For Colchester Hospital action also includes ensuring:-

Urgent and Emergency Care

  • That risks to patients are identified, documented and regularly reviewed to ensure patients are safe from avoidable harm.
  • That staff have the necessary skills and competencies to safely carry out their role.
  • That medical records and confidential patient information are stored securely to ensure patient confidentiality.
  • That there is an effective governance and risk management framework in place to identify, manage and assess all risks relevant to the emergency department.
  • That there are clear lines of accountability for patients in the emergency department. Standard operating procedures should be developed and embedded in all areas.

Medical Care

  • That the governance and risk management processes are embedded and consistently applied to maintain oversight of identified risks.


  • It effectively audits compliance with the World Health Organisation’s Five Steps to Safer Surgery checklist.
  • Medicines are recorded and stored in line with trust policy.
  • Resuscitation equipment is checked in line with professional guidance.      
  • Medical staff complete mandatory training, in line with trust targets and national guidance.
  • Changes made following never events are fully embedded in clinical practice to minimise the risk of reoccurrence.

For Ipswich Hospital the action includes ensuring:-

Urgent and Emergency Care

  • Staff comply with infection prevention and control measures.
  • Staff undertake thorough risk assessments, including environmental risk assessments, to ensure its premises and facilities are suitable for the safe care and treatment of patients with mental health needs.
  • All medications are appropriately and securely stored.
  • All patient records, including medication and fluid charts, provide a detailed record of patients’care and treatment and both paper and electronic records are appropriately and securely stored.
  • There is an effective governance and risk management framework in place to identify, manage and assess all risks relevant to the emergency department.
  • There are clear lines of accountability in the emergency department. Standard operating procedures should be developed and embedded in all areas.


  • That venous thromboembolism (VTE) assessments are completed for all patients in line with guidance.
  • That food and fluid balance charts are completed accurately and contemporaneously.


  •  Learning from incidents is embedded into clinical practice.

Critical Care

  • That consent and best interest decisions are documented clearly in patient records, and that mental capacity assessments are carried out as soon as there is reason to doubt whether a patient has capacity to make decisions about their care.
  • That mandatory training compliance and appraisal completion improves in line with the trust target.


  • That all risk assessments are completed for women.
  • That women have their physiological observations taken in accordance with the service’s policy.


  • That the administration of hospital prescriptions is monitored and recorded.

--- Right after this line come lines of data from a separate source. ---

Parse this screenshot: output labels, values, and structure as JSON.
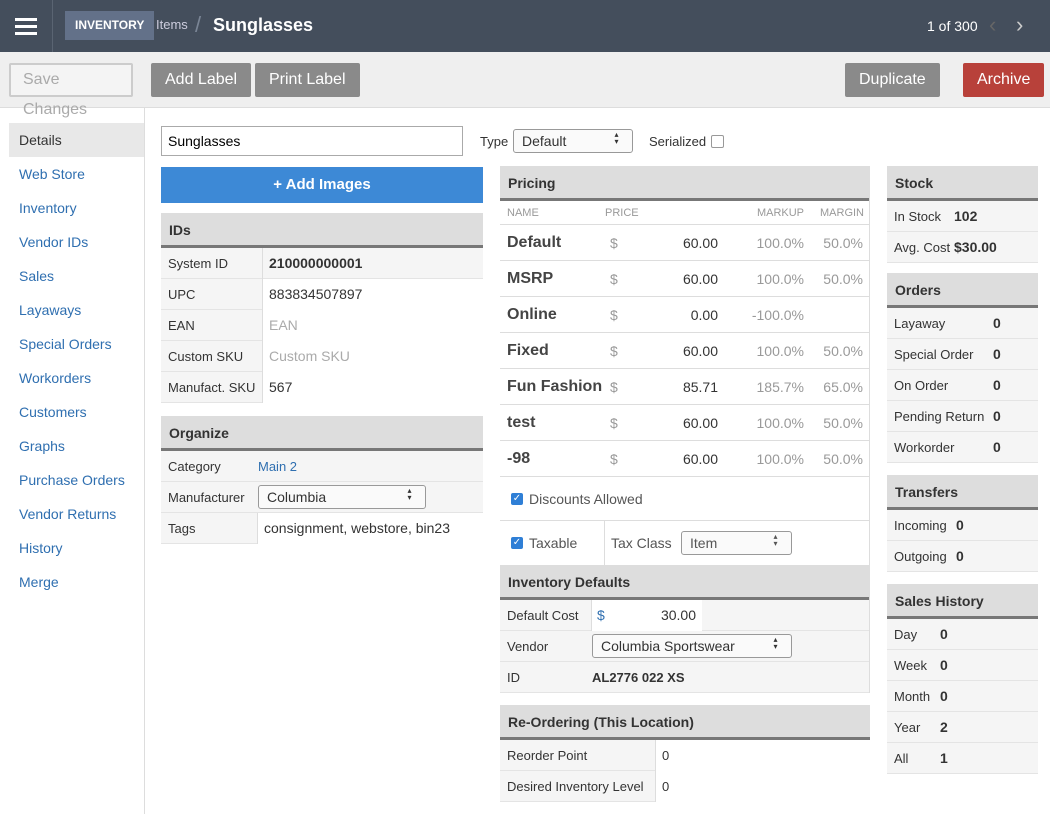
{
  "header": {
    "section": "INVENTORY",
    "crumb": "Items",
    "separator": "/",
    "title": "Sunglasses",
    "pager": "1 of 300"
  },
  "toolbar": {
    "save": "Save Changes",
    "add_label": "Add Label",
    "print_label": "Print Label",
    "duplicate": "Duplicate",
    "archive": "Archive"
  },
  "sidebar": {
    "items": [
      "Details",
      "Web Store",
      "Inventory",
      "Vendor IDs",
      "Sales",
      "Layaways",
      "Special Orders",
      "Workorders",
      "Customers",
      "Graphs",
      "Purchase Orders",
      "Vendor Returns",
      "History",
      "Merge"
    ]
  },
  "item": {
    "name": "Sunglasses",
    "type_label": "Type",
    "type": "Default",
    "serialized_label": "Serialized",
    "add_images": "+ Add Images"
  },
  "ids": {
    "title": "IDs",
    "rows": [
      {
        "k": "System ID",
        "v": "210000000001",
        "bold": true
      },
      {
        "k": "UPC",
        "v": "883834507897"
      },
      {
        "k": "EAN",
        "v": "",
        "ph": "EAN"
      },
      {
        "k": "Custom SKU",
        "v": "",
        "ph": "Custom SKU"
      },
      {
        "k": "Manufact. SKU",
        "v": "567"
      }
    ]
  },
  "organize": {
    "title": "Organize",
    "category_label": "Category",
    "category": "Main 2",
    "manufacturer_label": "Manufacturer",
    "manufacturer": "Columbia",
    "tags_label": "Tags",
    "tags": "consignment, webstore, bin23"
  },
  "pricing": {
    "title": "Pricing",
    "cols": [
      "NAME",
      "PRICE",
      "MARKUP",
      "MARGIN"
    ],
    "rows": [
      {
        "name": "Default",
        "cur": "$",
        "price": "60.00",
        "markup": "100.0%",
        "margin": "50.0%"
      },
      {
        "name": "MSRP",
        "cur": "$",
        "price": "60.00",
        "markup": "100.0%",
        "margin": "50.0%"
      },
      {
        "name": "Online",
        "cur": "$",
        "price": "0.00",
        "markup": "-100.0%",
        "margin": ""
      },
      {
        "name": "Fixed",
        "cur": "$",
        "price": "60.00",
        "markup": "100.0%",
        "margin": "50.0%"
      },
      {
        "name": "Fun Fashion",
        "cur": "$",
        "price": "85.71",
        "markup": "185.7%",
        "margin": "65.0%"
      },
      {
        "name": "test",
        "cur": "$",
        "price": "60.00",
        "markup": "100.0%",
        "margin": "50.0%"
      },
      {
        "name": "-98",
        "cur": "$",
        "price": "60.00",
        "markup": "100.0%",
        "margin": "50.0%"
      }
    ],
    "discounts": "Discounts Allowed",
    "taxable": "Taxable",
    "tax_class_label": "Tax Class",
    "tax_class": "Item"
  },
  "inv_defaults": {
    "title": "Inventory Defaults",
    "cost_label": "Default Cost",
    "cur": "$",
    "cost": "30.00",
    "vendor_label": "Vendor",
    "vendor": "Columbia Sportswear",
    "id_label": "ID",
    "id": "AL2776 022 XS"
  },
  "reorder": {
    "title": "Re-Ordering (This Location)",
    "point_label": "Reorder Point",
    "point": "0",
    "desired_label": "Desired Inventory Level",
    "desired": "0"
  },
  "stock": {
    "title": "Stock",
    "rows": [
      {
        "k": "In Stock",
        "v": "102"
      },
      {
        "k": "Avg. Cost",
        "v": "$30.00"
      }
    ]
  },
  "orders": {
    "title": "Orders",
    "rows": [
      {
        "k": "Layaway",
        "v": "0"
      },
      {
        "k": "Special Order",
        "v": "0"
      },
      {
        "k": "On Order",
        "v": "0"
      },
      {
        "k": "Pending Return",
        "v": "0"
      },
      {
        "k": "Workorder",
        "v": "0"
      }
    ]
  },
  "transfers": {
    "title": "Transfers",
    "rows": [
      {
        "k": "Incoming",
        "v": "0"
      },
      {
        "k": "Outgoing",
        "v": "0"
      }
    ]
  },
  "sales_history": {
    "title": "Sales History",
    "rows": [
      {
        "k": "Day",
        "v": "0"
      },
      {
        "k": "Week",
        "v": "0"
      },
      {
        "k": "Month",
        "v": "0"
      },
      {
        "k": "Year",
        "v": "2"
      },
      {
        "k": "All",
        "v": "1"
      }
    ]
  }
}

The CQC also found 30 things the trust SHOULD improve to comply with a minor breach that did not justify regulatory action, to prevent breaching a legal requirement, or to improve the quality of services.

Whilst there are several areas that need improvement the report identifies areas of outstanding practice in urology services at Colchester Hospital and in critical care and maternity services at Ipswich Hospital. It also identified that staff worked well together and treated patients with compassion and kindness. 

For more information you can read the full CQC report here.

Stacey Anderson, FCILEx in the Clinical Negligence team at Thompson Smith and Puxon, said “It is disappointing that the trust has been rated as requires improvement again by the CQC, the same rating as the previous inspection in 2017. Hopefully the trust will use the report to make the necessary improvements to ensure patients accessing the trust’s services are kept safe.”

If you think you may have been the victim of a medical accident or inadequate care, contact our Clinical Negligence team on 01206 574431 or by email at to find out more about how we can help you with your potential claim.